Rockhampton shoppers spend more than capital city
MOST Rocky shoppers wouldn't know exactly what they fork out $2100 a month on, but Susan Darr knows where she spends every penny.
With her trusty budget book in hand the Norman Gardens pensioner writes down every dollar she spends.
New figures show Rockhampton people are spending much more at the shops than other regional Queenslanders and our Brisbane counterparts.
While economists think this is positive, some residents aren't seeing this as a boost to the economy, but rather a sign we're forking out more for essentials.
According to figures released by the National Australia Bank (NAB), the average monthly Rocky spend per customer for the December quarter was $2101.
This is $125 a month more than the regional average and more than $30 above Brisbane.
The figure represented a 0.7% increase on the previous quarter, providing belief confidence is returning to the region's economy.
Ms Darr said she was surprised we're spending more monthly as she thought supermarket prices "would be the same here as down in Brisbane”.
Despite this, Ms Darr said she believed the price of petrol in the region was one of the reasons we're forking out more than our capital city.
"Petrol is huge, I believe that there's a monopoly here,” Ms Darr said.
"I believe that service stations are owned by a few people or a couple of companies and they put whatever price they want so there's no competition.”
Ms Darr said she has "to be very careful” with her modest pension and meticulously writes down everything she pays for.

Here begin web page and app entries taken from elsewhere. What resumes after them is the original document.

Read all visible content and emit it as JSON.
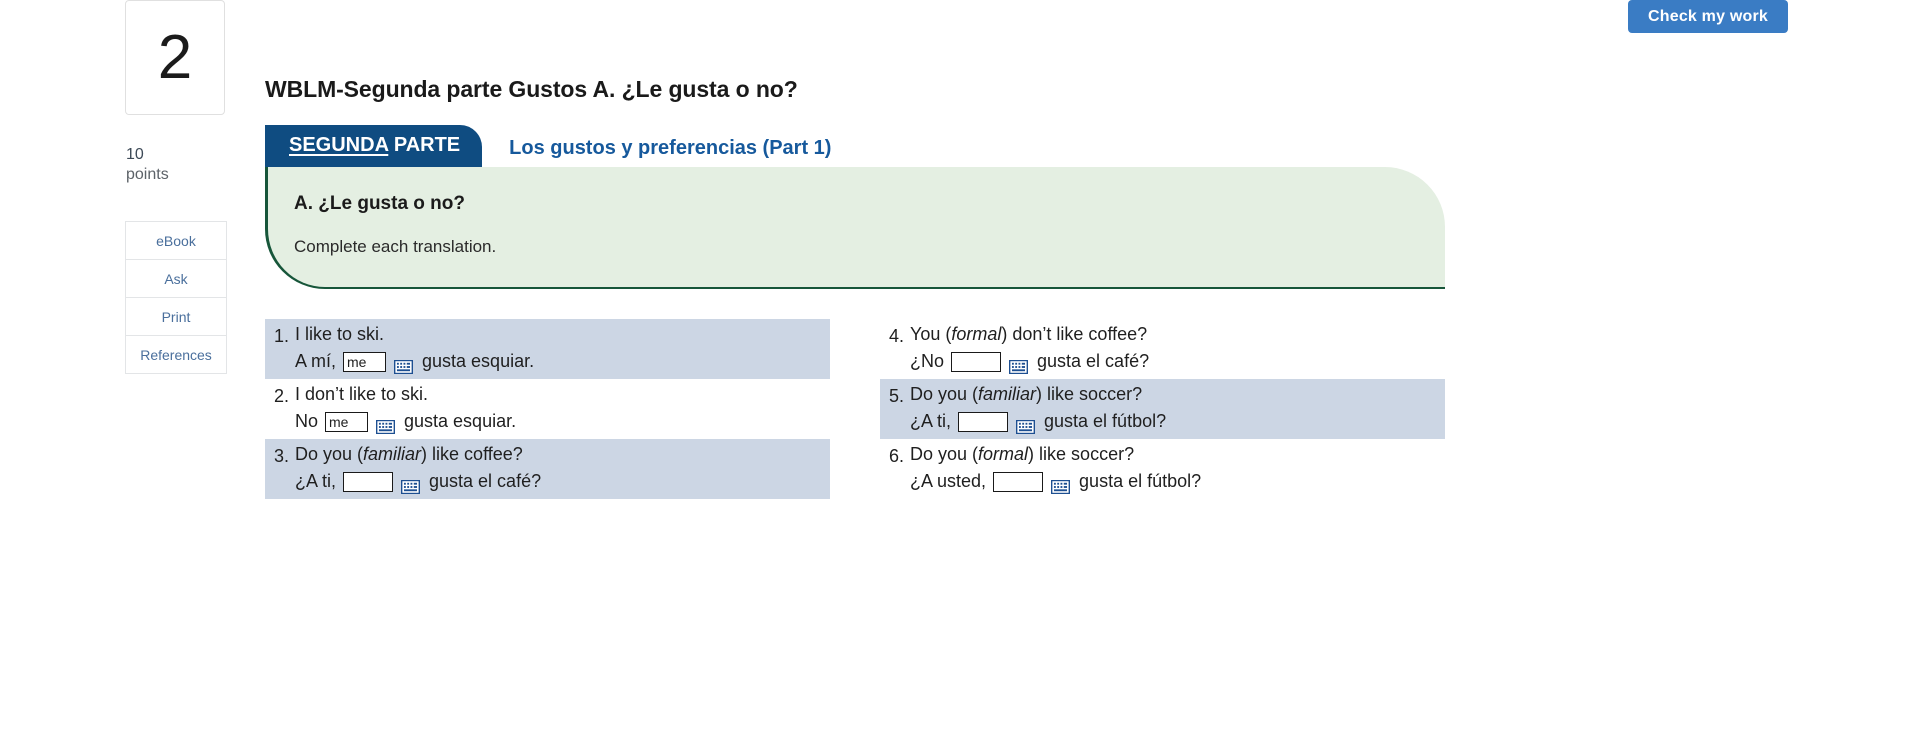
{
  "toolbar": {
    "check_work_label": "Check my work"
  },
  "left_rail": {
    "question_number": "2",
    "points_value": "10",
    "points_label": "points",
    "buttons": [
      {
        "label": "eBook",
        "name": "ebook"
      },
      {
        "label": "Ask",
        "name": "ask"
      },
      {
        "label": "Print",
        "name": "print"
      },
      {
        "label": "References",
        "name": "references"
      }
    ]
  },
  "header": {
    "assignment_title": "WBLM-Segunda parte Gustos A. ¿Le gusta o no?"
  },
  "tabs": {
    "active": {
      "label_underlined": "SEGUNDA",
      "label_rest": " PARTE"
    },
    "inactive": {
      "label": "Los gustos y preferencias (Part 1)"
    }
  },
  "instructions": {
    "title": "A. ¿Le gusta o no?",
    "subtitle": "Complete each translation."
  },
  "exercises": {
    "left_column": [
      {
        "number": "1.",
        "english_pre": "I like to ski.",
        "english_italic": "",
        "english_post": "",
        "answer_pre": "A mí,",
        "answer_value": "me",
        "answer_post": "gusta esquiar.",
        "shaded": true,
        "icon": "keyboard-icon"
      },
      {
        "number": "2.",
        "english_pre": "I don’t like to ski.",
        "english_italic": "",
        "english_post": "",
        "answer_pre": "No",
        "answer_value": "me",
        "answer_post": "gusta esquiar.",
        "shaded": false,
        "icon": "keyboard-icon"
      },
      {
        "number": "3.",
        "english_pre": "Do you (",
        "english_italic": "familiar",
        "english_post": ") like coffee?",
        "answer_pre": "¿A ti,",
        "answer_value": "",
        "answer_post": "gusta el café?",
        "shaded": true,
        "icon": "keyboard-icon"
      }
    ],
    "right_column": [
      {
        "number": "4.",
        "english_pre": "You (",
        "english_italic": "formal",
        "english_post": ") don’t like coffee?",
        "answer_pre": "¿No",
        "answer_value": "",
        "answer_post": "gusta el café?",
        "shaded": false,
        "icon": "keyboard-icon"
      },
      {
        "number": "5.",
        "english_pre": "Do you (",
        "english_italic": "familiar",
        "english_post": ") like soccer?",
        "answer_pre": "¿A ti,",
        "answer_value": "",
        "answer_post": "gusta el fútbol?",
        "shaded": true,
        "icon": "keyboard-icon"
      },
      {
        "number": "6.",
        "english_pre": "Do you (",
        "english_italic": "formal",
        "english_post": ") like soccer?",
        "answer_pre": "¿A usted,",
        "answer_value": "",
        "answer_post": "gusta el fútbol?",
        "shaded": false,
        "icon": "keyboard-icon"
      }
    ]
  },
  "colors": {
    "tab_active_bg": "#0f4c81",
    "tab_inactive_text": "#16599c",
    "instruction_bg": "#e4efe2",
    "instruction_border": "#17563a",
    "row_shade": "#ccd6e4",
    "button_blue": "#3a7cc4"
  }
}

"If I shout myself lunch, I'll write that down,” Ms Darr said.
"That's how I have to do it... I don't have enough money to stretch.”
In Gladstone the average monthly spend for the quarter was considerably less than ours at $2001, although they have experienced a negative growth of 3.7%.

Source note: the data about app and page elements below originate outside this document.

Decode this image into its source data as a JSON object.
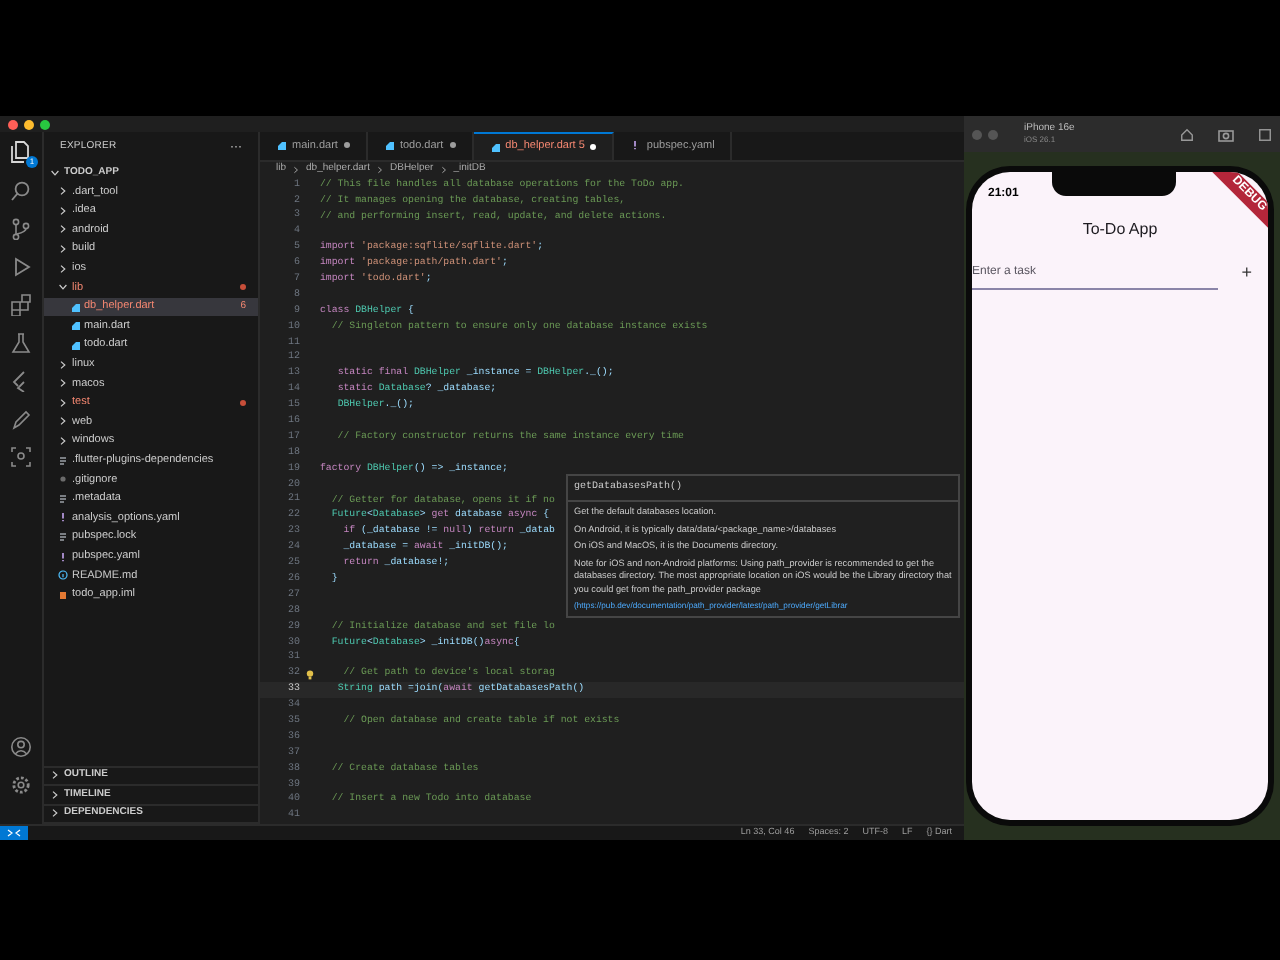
{
  "activity_bar": {
    "badge": "1"
  },
  "explorer": {
    "title": "EXPLORER",
    "more": "···",
    "root": "TODO_APP",
    "items": [
      {
        "label": ".dart_tool",
        "kind": "folder",
        "expanded": false,
        "selected": false,
        "error": false
      },
      {
        "label": ".idea",
        "kind": "folder",
        "expanded": false,
        "selected": false,
        "error": false
      },
      {
        "label": "android",
        "kind": "folder",
        "expanded": false,
        "selected": false,
        "error": false
      },
      {
        "label": "build",
        "kind": "folder",
        "expanded": false,
        "selected": false,
        "error": false
      },
      {
        "label": "ios",
        "kind": "folder",
        "expanded": false,
        "selected": false,
        "error": false
      },
      {
        "label": "lib",
        "kind": "folder",
        "expanded": true,
        "selected": false,
        "error": true,
        "children": [
          {
            "label": "db_helper.dart",
            "kind": "dart",
            "selected": true,
            "error": true,
            "badge": "6"
          },
          {
            "label": "main.dart",
            "kind": "dart",
            "selected": false,
            "error": false
          },
          {
            "label": "todo.dart",
            "kind": "dart",
            "selected": false,
            "error": false
          }
        ]
      },
      {
        "label": "linux",
        "kind": "folder",
        "expanded": false,
        "selected": false,
        "error": false
      },
      {
        "label": "macos",
        "kind": "folder",
        "expanded": false,
        "selected": false,
        "error": false
      },
      {
        "label": "test",
        "kind": "folder",
        "expanded": false,
        "selected": false,
        "error": true
      },
      {
        "label": "web",
        "kind": "folder",
        "expanded": false,
        "selected": false,
        "error": false
      },
      {
        "label": "windows",
        "kind": "folder",
        "expanded": false,
        "selected": false,
        "error": false
      },
      {
        "label": ".flutter-plugins-dependencies",
        "kind": "text",
        "selected": false,
        "error": false
      },
      {
        "label": ".gitignore",
        "kind": "git",
        "selected": false,
        "error": false
      },
      {
        "label": ".metadata",
        "kind": "text",
        "selected": false,
        "error": false
      },
      {
        "label": "analysis_options.yaml",
        "kind": "yaml",
        "selected": false,
        "error": false
      },
      {
        "label": "pubspec.lock",
        "kind": "text",
        "selected": false,
        "error": false
      },
      {
        "label": "pubspec.yaml",
        "kind": "yaml",
        "selected": false,
        "error": false
      },
      {
        "label": "README.md",
        "kind": "info",
        "selected": false,
        "error": false
      },
      {
        "label": "todo_app.iml",
        "kind": "iml",
        "selected": false,
        "error": false
      }
    ]
  },
  "sections": [
    "OUTLINE",
    "TIMELINE",
    "DEPENDENCIES"
  ],
  "tabs": [
    {
      "label": "main.dart",
      "selected": false,
      "modified": true
    },
    {
      "label": "todo.dart",
      "selected": false,
      "modified": true
    },
    {
      "label": "db_helper.dart",
      "badge": "5",
      "selected": true,
      "modified": true
    },
    {
      "label": "pubspec.yaml",
      "selected": false,
      "modified": false
    }
  ],
  "breadcrumbs": [
    "lib",
    "db_helper.dart",
    "DBHelper",
    "_initDB"
  ],
  "code_lines": [
    {
      "n": "1",
      "kind": "comment",
      "text": "// This file handles all database operations for the ToDo app."
    },
    {
      "n": "2",
      "kind": "comment",
      "text": "// It manages opening the database, creating tables,"
    },
    {
      "n": "3",
      "kind": "comment",
      "text": "// and performing insert, read, update, and delete actions."
    },
    {
      "n": "4",
      "kind": "blank"
    },
    {
      "n": "5",
      "kind": "code",
      "text": "import 'package:sqflite/sqflite.dart';"
    },
    {
      "n": "6",
      "kind": "code",
      "text": "import 'package:path/path.dart';"
    },
    {
      "n": "7",
      "kind": "code",
      "text": "import 'todo.dart';"
    },
    {
      "n": "8",
      "kind": "blank"
    },
    {
      "n": "9",
      "kind": "code",
      "text": "class DBHelper {"
    },
    {
      "n": "10",
      "kind": "comment",
      "text": "  // Singleton pattern to ensure only one database instance exists"
    },
    {
      "n": "11",
      "kind": "blank"
    },
    {
      "n": "12",
      "kind": "blank"
    },
    {
      "n": "13",
      "kind": "code",
      "text": "   static final DBHelper _instance = DBHelper._();"
    },
    {
      "n": "14",
      "kind": "code",
      "text": "   static Database? _database;"
    },
    {
      "n": "15",
      "kind": "code",
      "text": "   DBHelper._();"
    },
    {
      "n": "16",
      "kind": "blank"
    },
    {
      "n": "17",
      "kind": "comment",
      "text": "   // Factory constructor returns the same instance every time"
    },
    {
      "n": "18",
      "kind": "blank"
    },
    {
      "n": "19",
      "kind": "code",
      "text": "factory DBHelper() => _instance;"
    },
    {
      "n": "20",
      "kind": "blank"
    },
    {
      "n": "21",
      "kind": "comment",
      "text": "  // Getter for database, opens it if no"
    },
    {
      "n": "22",
      "kind": "code",
      "text": "  Future<Database> get database async {"
    },
    {
      "n": "23",
      "kind": "code",
      "text": "    if (_database != null) return _datab"
    },
    {
      "n": "24",
      "kind": "code",
      "text": "    _database = await _initDB();"
    },
    {
      "n": "25",
      "kind": "code",
      "text": "    return _database!;"
    },
    {
      "n": "26",
      "kind": "code",
      "text": "  }"
    },
    {
      "n": "27",
      "kind": "blank"
    },
    {
      "n": "28",
      "kind": "blank"
    },
    {
      "n": "29",
      "kind": "comment",
      "text": "  // Initialize database and set file lo"
    },
    {
      "n": "30",
      "kind": "code",
      "text": "  Future<Database> _initDB()async{"
    },
    {
      "n": "31",
      "kind": "blank"
    },
    {
      "n": "32",
      "kind": "comment",
      "text": "    // Get path to device's local storag"
    },
    {
      "n": "33",
      "kind": "code",
      "text": "   String path =join(await getDatabasesPath()"
    },
    {
      "n": "34",
      "kind": "blank"
    },
    {
      "n": "35",
      "kind": "comment",
      "text": "    // Open database and create table if not exists"
    },
    {
      "n": "36",
      "kind": "blank"
    },
    {
      "n": "37",
      "kind": "blank"
    },
    {
      "n": "38",
      "kind": "comment",
      "text": "  // Create database tables"
    },
    {
      "n": "39",
      "kind": "blank"
    },
    {
      "n": "40",
      "kind": "comment",
      "text": "  // Insert a new Todo into database"
    },
    {
      "n": "41",
      "kind": "blank"
    }
  ],
  "tooltip": {
    "signature": "getDatabasesPath()",
    "paragraphs": [
      "Get the default databases location.",
      "On Android, it is typically data/data/<package_name>/databases",
      "On iOS and MacOS, it is the Documents directory.",
      "Note for iOS and non-Android platforms: Using path_provider is recommended to get the databases directory. The most appropriate location on iOS would be the Library directory that you could get from the path_provider package"
    ],
    "link": "(https://pub.dev/documentation/path_provider/latest/path_provider/getLibrar"
  },
  "status_bar": [
    "Ln 33, Col 46",
    "Spaces: 2",
    "UTF-8",
    "LF",
    "{} Dart"
  ],
  "simulator": {
    "device": "iPhone 16e",
    "os": "iOS 26.1",
    "time": "21:01",
    "banner": "DEBUG",
    "app_title": "To-Do App",
    "input": {
      "placeholder": "Enter a task"
    },
    "add_button": "+"
  }
}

Further north in Mackay, shoppers spent $2102 - the area has experienced a growth of 0.9%.
Frenchville woman Julia Fuller said she wasn't surprised by Rocky residents spending more monthly than those in the city due to the remote location.

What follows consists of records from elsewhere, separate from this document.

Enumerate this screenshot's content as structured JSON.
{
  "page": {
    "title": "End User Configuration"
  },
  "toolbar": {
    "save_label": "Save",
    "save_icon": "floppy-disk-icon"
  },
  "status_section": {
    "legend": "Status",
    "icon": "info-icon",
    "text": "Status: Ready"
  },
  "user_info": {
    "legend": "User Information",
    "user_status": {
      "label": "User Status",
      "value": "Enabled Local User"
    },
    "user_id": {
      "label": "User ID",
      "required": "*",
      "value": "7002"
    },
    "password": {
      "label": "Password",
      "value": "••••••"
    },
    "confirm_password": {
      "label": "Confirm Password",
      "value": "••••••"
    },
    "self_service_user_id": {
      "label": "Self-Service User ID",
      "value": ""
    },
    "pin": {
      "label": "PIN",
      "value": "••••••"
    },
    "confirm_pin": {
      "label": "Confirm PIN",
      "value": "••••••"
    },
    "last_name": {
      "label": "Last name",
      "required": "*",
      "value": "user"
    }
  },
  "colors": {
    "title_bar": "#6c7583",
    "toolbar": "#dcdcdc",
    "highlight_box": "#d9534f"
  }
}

After paying for essentials, Ms Fuller, who is originally from the UK, said she doesn't have money left to spend on entertainment "because there's not money left over to do it”.
The December quarter data comes as the Chamber of Commerce and Industry Queensland (CCIQ) yesterday released a report showing confidence in small business had reached a three year high.
CCIQ state manager of advocacy Kate Whittle said Regional Queensland was experiencing increased confidence in economic conditions on the back of a positive Christmas period.
"Regional analysis highlights that while economic conditions continue to be experienced disproportionately across Queensland, the Sales and Revenue Index is strengthening in both south-east and regional Queensland, for the first time since December 2000,” Ms Whittle said.
"While optimism surrounding improved labour market conditions appears to be isolated to south-east Queensland, there is still a significant proportion of regional businesses that indicated an increase in job vacancies across the past three months was driving their confidence in overall economic conditions.”
During the 2016 Christmas period, $0.49 billion was spent in Fitzroy and $0.42 billion in Mackay - $2.75 billion of the $9.2 billion overall for the state came from regional Queensland.